** Exercise **
For each line below that includes the word "title", make a copy.

Excerpts from an interface dataset
________________
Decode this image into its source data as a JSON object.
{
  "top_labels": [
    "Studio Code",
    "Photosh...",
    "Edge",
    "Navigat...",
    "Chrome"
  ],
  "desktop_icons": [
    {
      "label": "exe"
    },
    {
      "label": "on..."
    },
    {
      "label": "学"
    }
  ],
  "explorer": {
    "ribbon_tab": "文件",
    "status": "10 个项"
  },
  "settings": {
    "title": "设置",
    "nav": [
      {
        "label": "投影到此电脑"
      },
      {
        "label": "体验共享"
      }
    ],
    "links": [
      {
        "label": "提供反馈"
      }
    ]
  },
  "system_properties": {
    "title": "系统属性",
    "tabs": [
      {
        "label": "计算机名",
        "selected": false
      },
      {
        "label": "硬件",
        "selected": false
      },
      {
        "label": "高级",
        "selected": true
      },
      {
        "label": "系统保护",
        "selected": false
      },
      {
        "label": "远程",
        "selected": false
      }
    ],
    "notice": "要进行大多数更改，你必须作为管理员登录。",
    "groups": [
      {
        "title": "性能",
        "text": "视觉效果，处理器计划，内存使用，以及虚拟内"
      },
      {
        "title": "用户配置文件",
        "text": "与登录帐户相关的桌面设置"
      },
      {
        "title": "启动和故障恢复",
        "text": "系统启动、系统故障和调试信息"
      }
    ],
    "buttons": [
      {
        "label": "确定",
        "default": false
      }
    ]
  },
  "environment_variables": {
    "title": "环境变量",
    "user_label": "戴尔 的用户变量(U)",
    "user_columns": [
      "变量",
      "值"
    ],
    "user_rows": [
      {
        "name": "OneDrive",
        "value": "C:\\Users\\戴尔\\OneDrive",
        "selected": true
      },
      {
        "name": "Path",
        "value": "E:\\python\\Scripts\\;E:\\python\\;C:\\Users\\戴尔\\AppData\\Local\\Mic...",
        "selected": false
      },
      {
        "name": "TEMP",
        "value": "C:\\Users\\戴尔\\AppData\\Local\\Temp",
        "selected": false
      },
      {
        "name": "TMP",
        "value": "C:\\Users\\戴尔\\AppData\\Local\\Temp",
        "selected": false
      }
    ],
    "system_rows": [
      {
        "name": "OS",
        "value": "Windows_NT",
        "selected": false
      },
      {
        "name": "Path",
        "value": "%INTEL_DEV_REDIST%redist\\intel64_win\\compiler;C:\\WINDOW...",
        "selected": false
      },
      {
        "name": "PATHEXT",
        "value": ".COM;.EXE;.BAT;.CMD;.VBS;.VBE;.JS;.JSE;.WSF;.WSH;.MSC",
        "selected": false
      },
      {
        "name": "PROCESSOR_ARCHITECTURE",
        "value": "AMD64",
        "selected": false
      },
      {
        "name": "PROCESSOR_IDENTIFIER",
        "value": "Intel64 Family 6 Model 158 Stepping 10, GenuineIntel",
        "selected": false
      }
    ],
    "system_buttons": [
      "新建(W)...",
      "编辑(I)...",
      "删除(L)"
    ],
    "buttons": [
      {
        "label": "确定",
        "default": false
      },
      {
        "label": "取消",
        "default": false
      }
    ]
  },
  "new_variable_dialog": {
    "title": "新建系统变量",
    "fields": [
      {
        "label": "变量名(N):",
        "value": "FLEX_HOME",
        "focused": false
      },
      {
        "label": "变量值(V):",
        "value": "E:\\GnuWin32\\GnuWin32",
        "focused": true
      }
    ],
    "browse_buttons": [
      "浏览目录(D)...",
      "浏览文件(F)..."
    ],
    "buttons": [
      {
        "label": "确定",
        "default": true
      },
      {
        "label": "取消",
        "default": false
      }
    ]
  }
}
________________
** Finished task **
    "title": "设置",
    "title": "系统属性",
        "title": "性能",
        "title": "用户配置文件",
        "title": "启动和故障恢复",
    "title": "环境变量",
    "title": "新建系统变量",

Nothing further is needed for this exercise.